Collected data
--------------------
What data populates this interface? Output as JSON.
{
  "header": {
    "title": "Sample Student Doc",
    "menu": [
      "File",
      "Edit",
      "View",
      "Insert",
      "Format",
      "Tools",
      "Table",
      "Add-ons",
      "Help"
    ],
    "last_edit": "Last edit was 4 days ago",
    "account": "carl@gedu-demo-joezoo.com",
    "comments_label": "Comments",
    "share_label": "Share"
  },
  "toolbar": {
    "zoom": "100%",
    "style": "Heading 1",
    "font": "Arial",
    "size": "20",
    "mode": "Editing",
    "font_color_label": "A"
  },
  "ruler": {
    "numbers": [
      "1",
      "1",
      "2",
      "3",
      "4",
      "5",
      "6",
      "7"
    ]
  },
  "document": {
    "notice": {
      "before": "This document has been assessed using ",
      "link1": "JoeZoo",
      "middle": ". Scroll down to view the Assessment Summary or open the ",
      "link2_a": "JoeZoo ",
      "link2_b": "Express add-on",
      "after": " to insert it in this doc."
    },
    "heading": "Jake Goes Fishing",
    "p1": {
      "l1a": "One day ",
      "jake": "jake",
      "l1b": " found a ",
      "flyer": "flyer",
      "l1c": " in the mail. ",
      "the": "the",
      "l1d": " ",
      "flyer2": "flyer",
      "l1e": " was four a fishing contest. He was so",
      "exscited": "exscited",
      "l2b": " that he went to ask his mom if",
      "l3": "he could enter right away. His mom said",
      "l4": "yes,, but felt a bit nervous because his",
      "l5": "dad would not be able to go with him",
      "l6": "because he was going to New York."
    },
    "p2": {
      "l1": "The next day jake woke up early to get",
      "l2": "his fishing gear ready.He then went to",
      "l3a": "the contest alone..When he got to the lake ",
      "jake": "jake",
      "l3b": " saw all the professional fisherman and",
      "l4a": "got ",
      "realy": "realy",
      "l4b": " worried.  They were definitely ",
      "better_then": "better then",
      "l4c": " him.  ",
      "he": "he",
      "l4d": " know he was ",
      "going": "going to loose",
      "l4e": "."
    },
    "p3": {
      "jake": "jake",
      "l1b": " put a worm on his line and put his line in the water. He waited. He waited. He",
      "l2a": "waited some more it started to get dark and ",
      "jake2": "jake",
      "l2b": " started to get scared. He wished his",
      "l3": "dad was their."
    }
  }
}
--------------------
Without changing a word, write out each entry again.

What data populates this interface? Output as JSON.
{
  "header": {
    "title": "Sample Student Doc",
    "menu": [
      "File",
      "Edit",
      "View",
      "Insert",
      "Format",
      "Tools",
      "Table",
      "Add-ons",
      "Help"
    ],
    "last_edit": "Last edit was 4 days ago",
    "account": "carl@gedu-demo-joezoo.com",
    "comments_label": "Comments",
    "share_label": "Share"
  },
  "toolbar": {
    "zoom": "100%",
    "style": "Heading 1",
    "font": "Arial",
    "size": "20",
    "mode": "Editing",
    "font_color_label": "A"
  },
  "ruler": {
    "numbers": [
      "1",
      "1",
      "2",
      "3",
      "4",
      "5",
      "6",
      "7"
    ]
  },
  "document": {
    "notice": {
      "before": "This document has been assessed using ",
      "link1": "JoeZoo",
      "middle": ". Scroll down to view the Assessment Summary or open the ",
      "link2_a": "JoeZoo ",
      "link2_b": "Express add-on",
      "after": " to insert it in this doc."
    },
    "heading": "Jake Goes Fishing",
    "p1": {
      "l1a": "One day ",
      "jake": "jake",
      "l1b": " found a ",
      "flyer": "flyer",
      "l1c": " in the mail. ",
      "the": "the",
      "l1d": " ",
      "flyer2": "flyer",
      "l1e": " was four a fishing contest. He was so",
      "exscited": "exscited",
      "l2b": " that he went to ask his mom if",
      "l3": "he could enter right away. His mom said",
      "l4": "yes,, but felt a bit nervous because his",
      "l5": "dad would not be able to go with him",
      "l6": "because he was going to New York."
    },
    "p2": {
      "l1": "The next day jake woke up early to get",
      "l2": "his fishing gear ready.He then went to",
      "l3a": "the contest alone..When he got to the lake ",
      "jake": "jake",
      "l3b": " saw all the professional fisherman and",
      "l4a": "got ",
      "realy": "realy",
      "l4b": " worried.  They were definitely ",
      "better_then": "better then",
      "l4c": " him.  ",
      "he": "he",
      "l4d": " know he was ",
      "going": "going to loose",
      "l4e": "."
    },
    "p3": {
      "jake": "jake",
      "l1b": " put a worm on his line and put his line in the water. He waited. He waited. He",
      "l2a": "waited some more it started to get dark and ",
      "jake2": "jake",
      "l2b": " started to get scared. He wished his",
      "l3": "dad was their."
    }
  }
}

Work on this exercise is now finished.